After leading the United States to back-to-back gold medals, it appears that Mike Krzyzewski has decided to end his stint as coach of the USA men’s basketball team. Coach K was appointed head coach in 2005, as part of USA chairman Jerry Colangelo’s overhaul of the senior national program after the “disgrace team” won bronze during the 2004 Olympics. The Duke Blue Devil collegiate coach, who lost just one game in international play (a 101-95 defeat to Greece in the 2006 World Championships), led Team USA to gold in the 2007 FIBA American Championships, the 2008 Summer Olympics, the 2010 FIBA World Championships and last Sunday, topping Spain 107-100 in the gold-medal game at the XXX Olympiad in London. With a stellar international record of 62-1, the 65-year-old Krzyzewski became the first coach since Henry Iba to coach Team USA to two Olympic golds (’64 and ’68). But now he’s calling it quits.
With Coach K announcing that he’s going into solid gold retirement alongside elder statesman Kobe Bryant, USA Basketball Chairman Jerry Colangelo will have to start his search to fill the vacant head coach seat on Team USA’s bench. Three names have already been mentioned as potential replacements for Krzyzewski: Philadelphia 76ers’ coach Doug Collins, Boston Celtics’ coach Doc Rivers and the San Antonio Spurs’ Gregg Popovich. All three candidates have the experience and the basketball acumen to led Team USA to gold at the 2014 World Championships in Madrid and the 2016 Olympics Games in Rio.
No one is more deserving of the honor than Doug Collins. Collins was part of the 1972 Olympic team that lost to Russia in a controversial finish. He would no doubt love the opportunity to lead the U.S. to the gold medal as their new head coach. And as the players on Coach K’s team showed after their win against Spain, the feeling is mutual. LeBron James, Carmelo Anthony, Chris Paul, Kevin Durant and Tyson Chandler all approached Collins after their gold medal victory and embraced him was a celebratory hug as a sign of respect and appreciation for what Collins has brought to the game. Even Doc Rivers backed Collins for the position in the post-game of Team USA’s victory on Sunday. As an All-Star player, high-energy coach and insightful TV commentator for the 40 years since the night he stood thin and wobbly at the foul line in Munich and knocked in a pair of clutch free throws that should clinched an American win, Collins has been successful as a head coach and an inspiration to his players.
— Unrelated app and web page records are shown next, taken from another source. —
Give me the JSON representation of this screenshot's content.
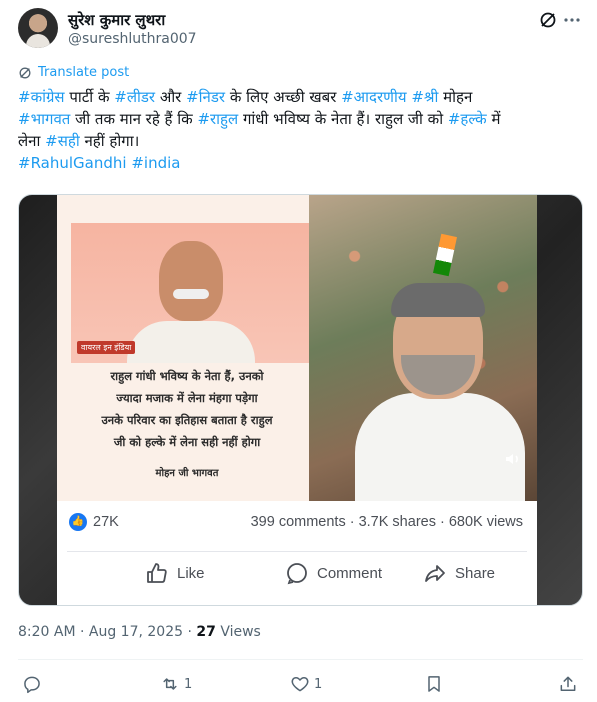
{
  "author": {
    "name": "सुरेश कुमार लुथरा",
    "handle": "@sureshluthra007"
  },
  "translate_label": "Translate post",
  "tweet_text": {
    "line1": [
      {
        "text": "#कांग्रेस",
        "tag": true
      },
      {
        "text": " पार्टी के ",
        "tag": false
      },
      {
        "text": "#लीडर",
        "tag": true
      },
      {
        "text": " और ",
        "tag": false
      },
      {
        "text": "#निडर",
        "tag": true
      },
      {
        "text": " के लिए अच्छी खबर ",
        "tag": false
      },
      {
        "text": "#आदरणीय",
        "tag": true
      },
      {
        "text": " ",
        "tag": false
      },
      {
        "text": "#श्री",
        "tag": true
      },
      {
        "text": " मोहन",
        "tag": false
      }
    ],
    "line2": [
      {
        "text": "#भागवत",
        "tag": true
      },
      {
        "text": " जी तक मान रहे हैं कि ",
        "tag": false
      },
      {
        "text": "#राहुल",
        "tag": true
      },
      {
        "text": " गांधी भविष्य के नेता हैं। राहुल जी को ",
        "tag": false
      },
      {
        "text": "#हल्के",
        "tag": true
      },
      {
        "text": " में",
        "tag": false
      }
    ],
    "line3": [
      {
        "text": "लेना ",
        "tag": false
      },
      {
        "text": "#सही",
        "tag": true
      },
      {
        "text": " नहीं होगा।",
        "tag": false
      }
    ],
    "line4": [
      {
        "text": "#RahulGandhi",
        "tag": true
      },
      {
        "text": " ",
        "tag": false
      },
      {
        "text": "#india",
        "tag": true
      }
    ]
  },
  "media": {
    "source_label": "वायरल इन इंडिया",
    "quote_lines": [
      "राहुल गांधी भविष्य के नेता हैं, उनको",
      "ज्यादा मजाक में लेना मंहगा पड़ेगा",
      "उनके परिवार का इतिहास बताता है राहुल",
      "जी को हल्के में लेना सही नहीं होगा"
    ],
    "quote_author": "मोहन जी भागवत",
    "fb_likes": "27K",
    "fb_counts": "399 comments · 3.7K shares · 680K views",
    "fb_actions": {
      "like": "Like",
      "comment": "Comment",
      "share": "Share"
    }
  },
  "timestamp": {
    "time": "8:20 AM · Aug 17, 2025 · ",
    "views_count": "27",
    "views_label": " Views"
  },
  "action_bar": {
    "reply_count": "",
    "repost_count": "1",
    "like_count": "1"
  },
  "icons": [
    "avatar",
    "no-edit-icon",
    "more-icon",
    "translate-icon",
    "volume-icon",
    "fb-like-badge-icon",
    "thumb-icon",
    "comment-icon",
    "share-icon",
    "reply-icon",
    "repost-icon",
    "heart-icon",
    "bookmark-icon",
    "upload-icon"
  ],
  "colors": {
    "link": "#1d9bf0",
    "text": "#0f1419",
    "muted": "#536471",
    "fb_blue": "#1877f2"
  }
}
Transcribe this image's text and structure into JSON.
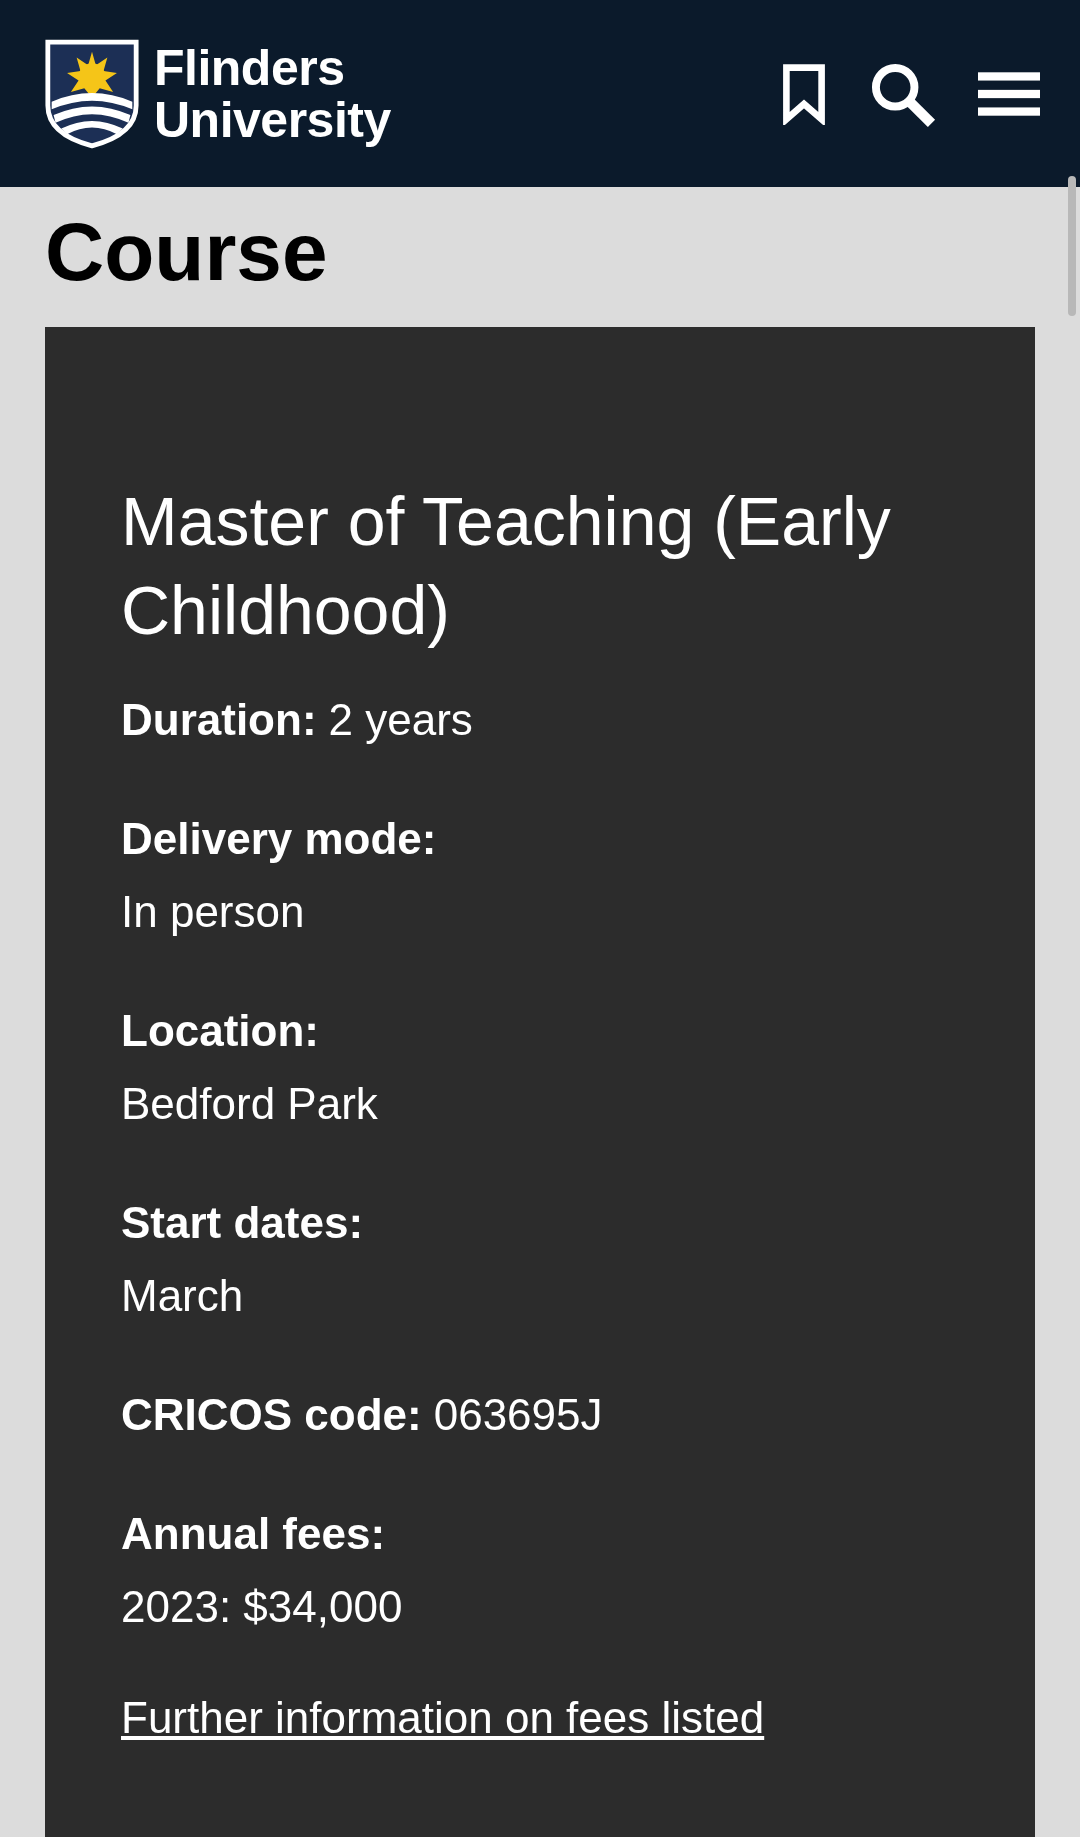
{
  "header": {
    "logo_lines": [
      "Flinders",
      "University"
    ]
  },
  "page_title": "Course",
  "course": {
    "title": "Master of Teaching (Early Childhood)",
    "facts": [
      {
        "kind": "inline",
        "label": "Duration:",
        "value": "2 years"
      },
      {
        "kind": "stacked",
        "label": "Delivery mode:",
        "value": "In person"
      },
      {
        "kind": "stacked",
        "label": "Location:",
        "value": "Bedford Park"
      },
      {
        "kind": "stacked",
        "label": "Start dates:",
        "value": "March"
      },
      {
        "kind": "inline",
        "label": "CRICOS code:",
        "value": "063695J"
      },
      {
        "kind": "stacked",
        "label": "Annual fees:",
        "value": "2023: $34,000"
      }
    ],
    "link": "Further information on fees listed"
  }
}
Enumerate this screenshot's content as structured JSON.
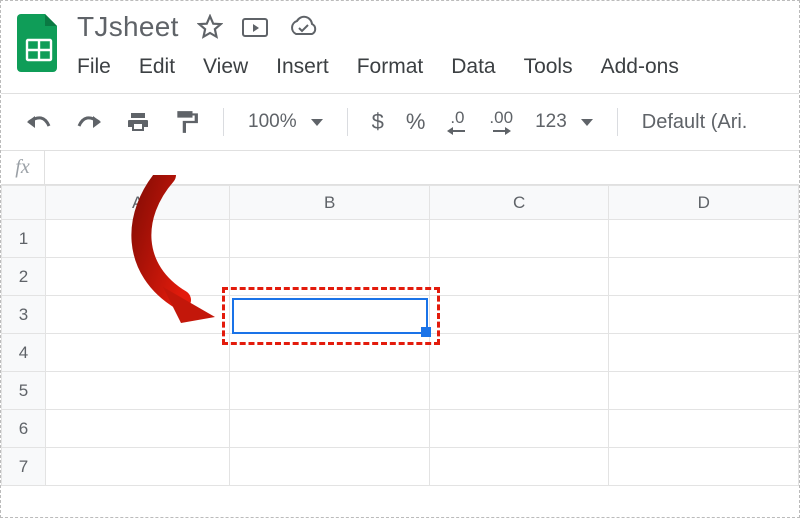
{
  "header": {
    "title": "TJsheet"
  },
  "menu": {
    "file": "File",
    "edit": "Edit",
    "view": "View",
    "insert": "Insert",
    "format": "Format",
    "data": "Data",
    "tools": "Tools",
    "addons": "Add-ons"
  },
  "toolbar": {
    "zoom": "100%",
    "currency": "$",
    "percent": "%",
    "dec_dec": ".0",
    "inc_dec": ".00",
    "more_formats": "123",
    "font": "Default (Ari."
  },
  "formula_bar": {
    "label": "fx",
    "value": ""
  },
  "grid": {
    "columns": [
      "A",
      "B",
      "C",
      "D"
    ],
    "rows": [
      "1",
      "2",
      "3",
      "4",
      "5",
      "6",
      "7"
    ],
    "selected_cell": "B3"
  }
}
Colangelo can’t go wrong with selecting him.
With Doc Rivers, there isn’t any coach that knows how to handle a group of superstars more than him. Rivers coached the original “Big Three” of Kevin Garnett, Ray Allen and Paul Pierce, so he knows a thing or two about handling players’ egos. He led them to an NBA title and multiple playoff appearances, while turning a relatively unknown point guard in Rajon Rondo into perhaps the best in the game today. Rivers consistent approach to the game and his record of excellence is a winning strategy for Team USA. His ability to get superstars to buy into a new role for the betterment of the team is from the same school of philosophy as Coach K and his in-game adjustments, makes Rivers a top candidate for the job.
No one knows the international game better than two-time NBA Coach of the Year Gregg Popovich. Pop has won four NBA titles with the San Antonio Spurs since taking over as head coach in 1996. With a roster full of international players from Tony Parker and Boris Diaw (France), Manu Ginobili (Argentina), Tiago Splitter (Brazil) and Patty Mills (Australia), Popovich has witnessed first hand how the game of basketball has become a globalized sport. He sees the game differently than most coaches. Pop excels at getting the most out of his players, while keeping egos in check. He was able to handle the tandem of David Robinson and Tim Duncan in the early ‘90s, while molding Duncan into one of the best power-forwards in the history of the game. The Air Force Academy graduate, who practically bleeds the stars and stripes, would be honored to represent the USA in Rio and redeem the Bronze medal finish he received as an assistant on the 2004 team.
Who do you think should replace Coach K on Team USA’s bench?
Image: CBC Sports